Heavy rain swept through the area this morning ahead of a cold front which is currently tracking through the region. Bowling Green picked up just over a half inch of rain last night through this morning with higher totals to the north and west. Flooding occurred in some of our far northern counties where torrential rain tracked over the same areas last night and early this morning. Over 6.5 inches of rain fell across Louisville within the past 24 hours. A few counties in far western Kentucky even saw a tornado warning issued with the round of storms that moved through yesterday evening. No damage has been reported with any of those storms.
The threat for severe weather will remain to the east of our area ahead of the cold front, but we will see only a few lingering showers for the rest of our Sunday. Clouds will persist through the evening.
The rain chances will continue to diminish as we head into the evening hours with clearing overnight.
After a warm start to October, a more seasonable pattern will begin to set in this week. Temperatures will find themselves on the chilly side as we head into our Monday morning. You won’t need that winter coat quite yet, but a jacket will be handy tomorrow, especially if your heading out before 10am. The sun will be out again tomorrow, but temperatures will only reach the mid 60s. Temperatures will again dip into the mid 40s for Tuesday morning and will climb to around 70 degrees by mid afternoon. Temperatures will remain fairly seasonable for the rest of the week with minimal chances for rain over the next five days.
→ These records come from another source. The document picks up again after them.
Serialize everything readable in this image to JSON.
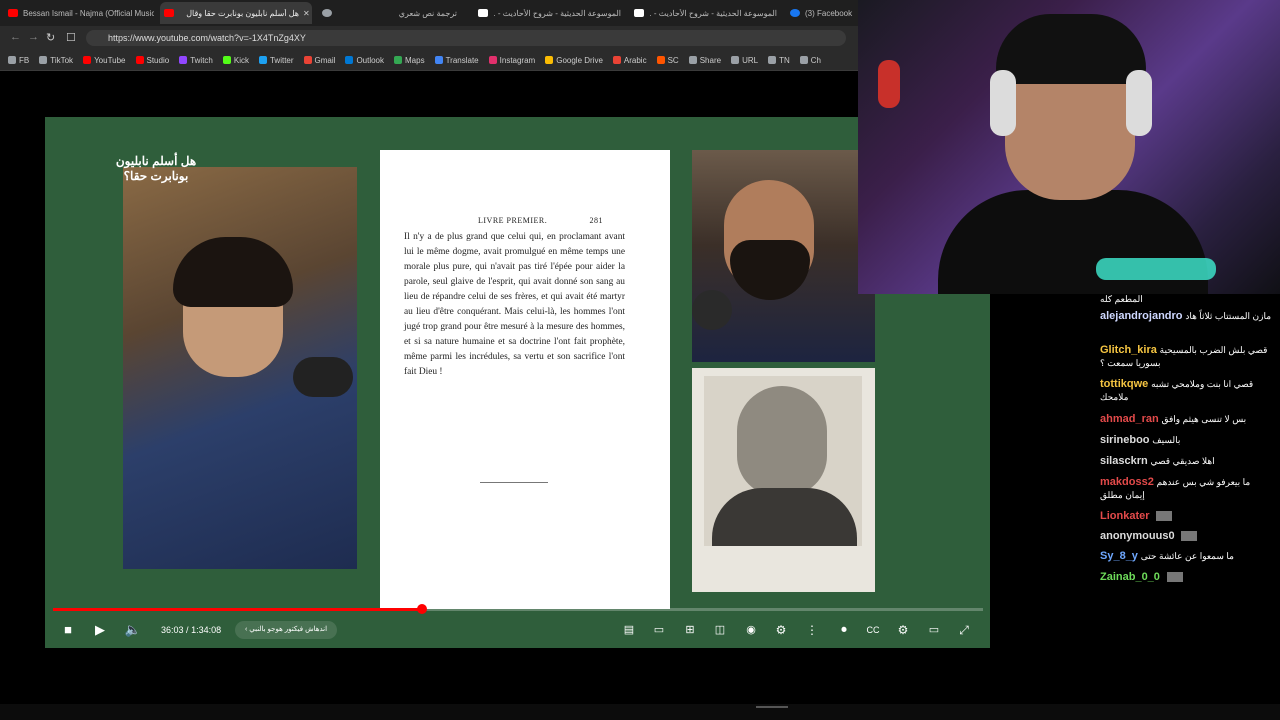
{
  "browser": {
    "tabs": [
      {
        "title": "Bessan Ismail - Najma (Official Music",
        "color": "#ff0000"
      },
      {
        "title": "هل أسلم نابليون بونابرت حقا وقال",
        "color": "#ff0000",
        "active": true
      },
      {
        "title": "ترجمة نص شعري",
        "color": "#9aa0a6"
      },
      {
        "title": "الموسوعة الحديثية - شروح الأحاديث - ...",
        "color": "#ffffff"
      },
      {
        "title": "الموسوعة الحديثية - شروح الأحاديث - ...",
        "color": "#ffffff"
      },
      {
        "title": "(3) Facebook",
        "color": "#1877f2"
      }
    ],
    "close_tab_glyph": "✕",
    "url": "https://www.youtube.com/watch?v=-1X4TnZg4XY",
    "bookmarks": [
      {
        "label": "FB",
        "icon": "folder-icon",
        "color": "#9aa0a6"
      },
      {
        "label": "TikTok",
        "icon": "folder-icon",
        "color": "#9aa0a6"
      },
      {
        "label": "YouTube",
        "icon": "youtube-icon",
        "color": "#ff0000"
      },
      {
        "label": "Studio",
        "icon": "studio-icon",
        "color": "#ff0000"
      },
      {
        "label": "Twitch",
        "icon": "twitch-icon",
        "color": "#9146ff"
      },
      {
        "label": "Kick",
        "icon": "kick-icon",
        "color": "#53fc18"
      },
      {
        "label": "Twitter",
        "icon": "twitter-icon",
        "color": "#1da1f2"
      },
      {
        "label": "Gmail",
        "icon": "gmail-icon",
        "color": "#ea4335"
      },
      {
        "label": "Outlook",
        "icon": "outlook-icon",
        "color": "#0078d4"
      },
      {
        "label": "Maps",
        "icon": "maps-icon",
        "color": "#34a853"
      },
      {
        "label": "Translate",
        "icon": "translate-icon",
        "color": "#4285f4"
      },
      {
        "label": "Instagram",
        "icon": "instagram-icon",
        "color": "#e1306c"
      },
      {
        "label": "Google Drive",
        "icon": "drive-icon",
        "color": "#fbbc04"
      },
      {
        "label": "Arabic",
        "icon": "arabic-icon",
        "color": "#ea4335"
      },
      {
        "label": "SC",
        "icon": "sc-icon",
        "color": "#ff5500"
      },
      {
        "label": "Share",
        "icon": "share-icon",
        "color": "#9aa0a6"
      },
      {
        "label": "URL",
        "icon": "url-icon",
        "color": "#9aa0a6"
      },
      {
        "label": "TN",
        "icon": "tn-icon",
        "color": "#9aa0a6"
      },
      {
        "label": "Ch",
        "icon": "ch-icon",
        "color": "#9aa0a6"
      }
    ]
  },
  "video": {
    "overlay_title_line1": "هل أسلم نابليون",
    "overlay_title_line2": "بونابرت حقا؟",
    "document": {
      "header_left": "LIVRE PREMIER.",
      "header_right": "281",
      "body": "Il n'y a de plus grand que celui qui, en proclamant avant lui le même dogme, avait promulgué en même temps une morale plus pure, qui n'avait pas tiré l'épée pour aider la parole, seul glaive de l'esprit, qui avait donné son sang au lieu de répandre celui de ses frères, et qui avait été martyr au lieu d'être conquérant. Mais celui-là, les hommes l'ont jugé trop grand pour être mesuré à la mesure des hommes, et si sa nature humaine et sa doctrine l'ont fait prophète, même parmi les incrédules, sa vertu et son sacrifice l'ont fait Dieu !"
    },
    "progress": 0.397,
    "time_current": "36:03",
    "time_total": "1:34:08",
    "time_separator": "/",
    "chapter": "اندهاش فيكتور هوجو بالنبي",
    "accent": "#ff0000",
    "background": "#2f5e3b"
  },
  "chat": {
    "messages": [
      {
        "user": "",
        "text": "المطعم كله",
        "color": "#ffffff"
      },
      {
        "user": "alejandrojandro",
        "text": "مازن المستتاب ثلاثاً هاد",
        "color": "#cfd8ff"
      },
      {
        "user": "Glitch_kira",
        "text": "قصي بلش الضرب بالمسيحية بسوريا سمعت ؟",
        "color": "#f5c542"
      },
      {
        "user": "tottikqwe",
        "text": "قصي انا بنت وملامحي تشبه ملامحك",
        "color": "#f5c542"
      },
      {
        "user": "ahmad_ran",
        "text": "بس لا تنسى هيثم وافق",
        "color": "#e34a4a"
      },
      {
        "user": "sirineboo",
        "text": "بالسيف",
        "color": "#dcdcdc"
      },
      {
        "user": "silasckrn",
        "text": "اهلا صديقي قصي",
        "color": "#dcdcdc"
      },
      {
        "user": "makdoss2",
        "text": "ما بيعرفو شي بس عندهم إيمان مطلق",
        "color": "#e34a4a"
      },
      {
        "user": "Lionkater",
        "text": "",
        "color": "#e34a4a"
      },
      {
        "user": "anonymouus0",
        "text": "",
        "color": "#dcdcdc"
      },
      {
        "user": "Sy_8_y",
        "text": "ما سمعوا عن عائشة حتى",
        "color": "#6fa8ff"
      },
      {
        "user": "Zainab_0_0",
        "text": "",
        "color": "#6edb5a"
      }
    ]
  }
}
It’s Fall and that means the leaves are changing! Here is a map from The Weather channel breaking down the time of peak foliage for the area. Bowling Green’s foliage peaks around late October.
So what causes the leaves to change color? Plants use glucose as a building block for growing. The plant turns water and carbon dioxide into oxygen and sugar through a process called photosynthesis which means (putting together with light). The chemical called chlorophyll is what gives the plants their green color. During the winter there is not enough daylight or water for photosynthesis. This means the trees must rest and live off the food stored up during the summer. They begin to shut down the food making process, which results in the disappearing of the chlorophyll. As the green color fades, we begin to see the yellow and orange colors (which have been in the leaves all along). The reason we can’t see these colors in the summer is because they are covered up by the vast amounts of green color.
Monday: Mostly sunny, with a high near 65. Northwest wind 3 to 8 mph.
Monday Night: Mostly clear, with a low around 45. Northwest wind around 5 mph becoming calm in the evening.
Tuesday: Sunny, with a high near 69. Calm wind becoming northeast around 6 mph in the morning.
Tuesday Night: Mostly clear, with a low around 47.
Wednesday: Sunny, with a high near 74.
Wednesday Night: Mostly clear, with a low around 53.
Thursday: Sunny, with a high near 75.
Thursday Night: Mostly clear, with a low around 52.
Friday: Mostly sunny, with a high near 76.
Friday Night: Mostly clear, with a low around 53.
Saturday: Mostly sunny, with a high near 78.